How to complete this task:
Return each line below exactly as it reads, and omit any image in it.

Data extracts:
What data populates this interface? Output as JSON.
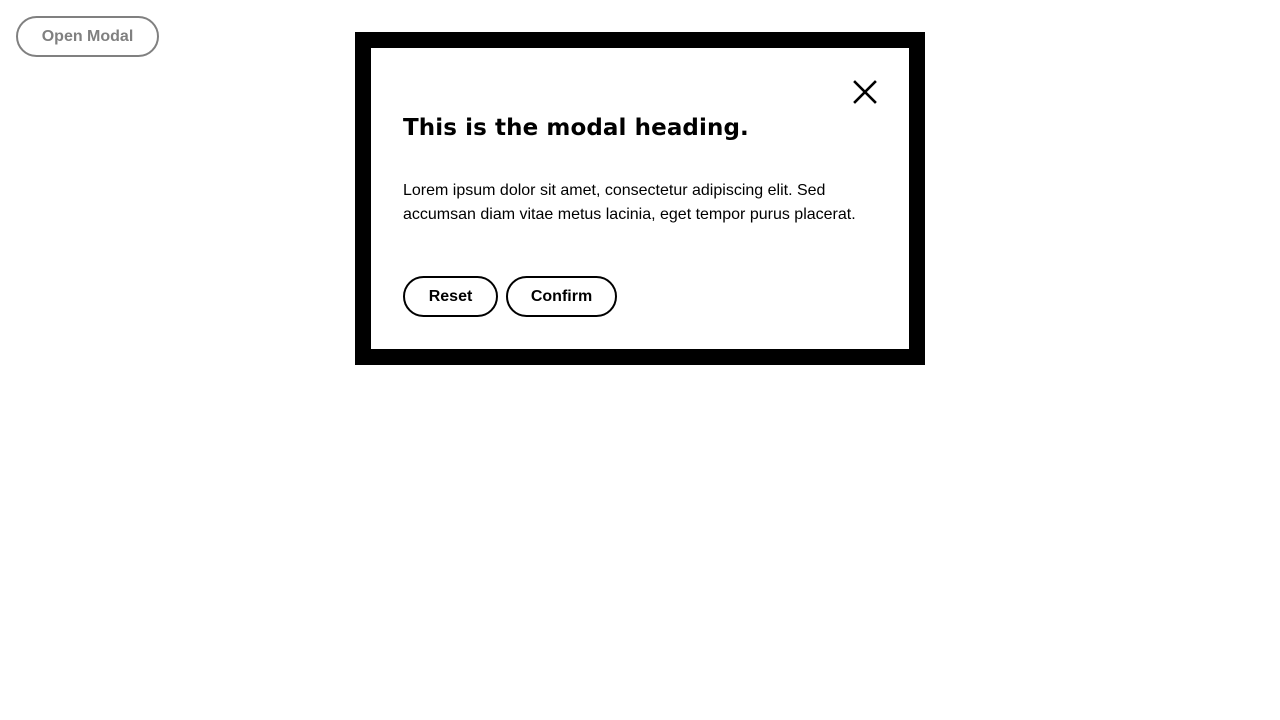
{
  "trigger": {
    "open_modal_label": "Open Modal"
  },
  "modal": {
    "close_icon": "close-icon",
    "heading": "This is the modal heading.",
    "body": "Lorem ipsum dolor sit amet, consectetur adipiscing elit. Sed accumsan diam vitae metus lacinia, eget tempor purus placerat.",
    "actions": {
      "reset_label": "Reset",
      "confirm_label": "Confirm"
    }
  },
  "colors": {
    "background": "#ffffff",
    "modal_border": "#000000",
    "text": "#000000",
    "disabled_trigger": "#808080"
  }
}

Exercise answer:
What data populates this interface? Output as JSON.
{
  "trigger": {
    "open_modal_label": "Open Modal"
  },
  "modal": {
    "close_icon": "close-icon",
    "heading": "This is the modal heading.",
    "body": "Lorem ipsum dolor sit amet, consectetur adipiscing elit. Sed accumsan diam vitae metus lacinia, eget tempor purus placerat.",
    "actions": {
      "reset_label": "Reset",
      "confirm_label": "Confirm"
    }
  },
  "colors": {
    "background": "#ffffff",
    "modal_border": "#000000",
    "text": "#000000",
    "disabled_trigger": "#808080"
  }
}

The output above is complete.